### Problem to work on
Only one number is wanted here: how many lines of the data hold "trade".

### Provided information
--
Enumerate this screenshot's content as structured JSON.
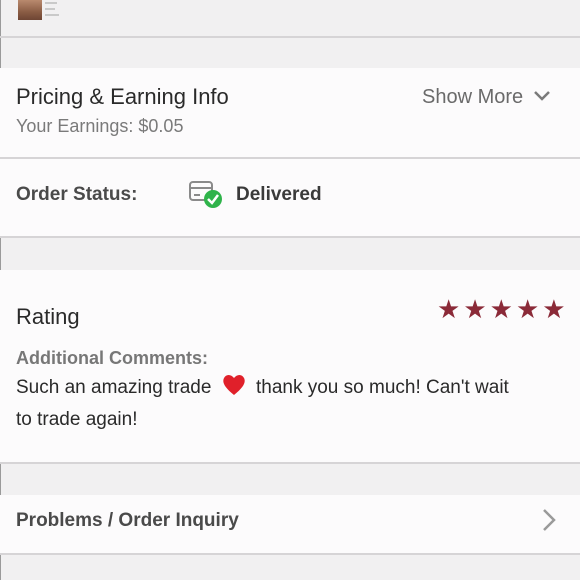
{
  "pricing": {
    "title": "Pricing & Earning Info",
    "earnings_label": "Your Earnings: $0.05",
    "show_more_label": "Show More"
  },
  "order_status": {
    "label": "Order Status:",
    "value": "Delivered",
    "icon": "package-delivered-icon",
    "check_color": "#2fb34a"
  },
  "rating": {
    "title": "Rating",
    "stars": 5,
    "max_stars": 5,
    "star_color": "#8b2a38",
    "comments_label": "Additional Comments:",
    "comment_part1": "Such an amazing trade",
    "comment_emoji": "heart-emoji",
    "comment_part2": "thank you so much! Can't wait",
    "comment_line2": "to trade again!"
  },
  "inquiry": {
    "label": "Problems / Order Inquiry"
  }
}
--
### Result
2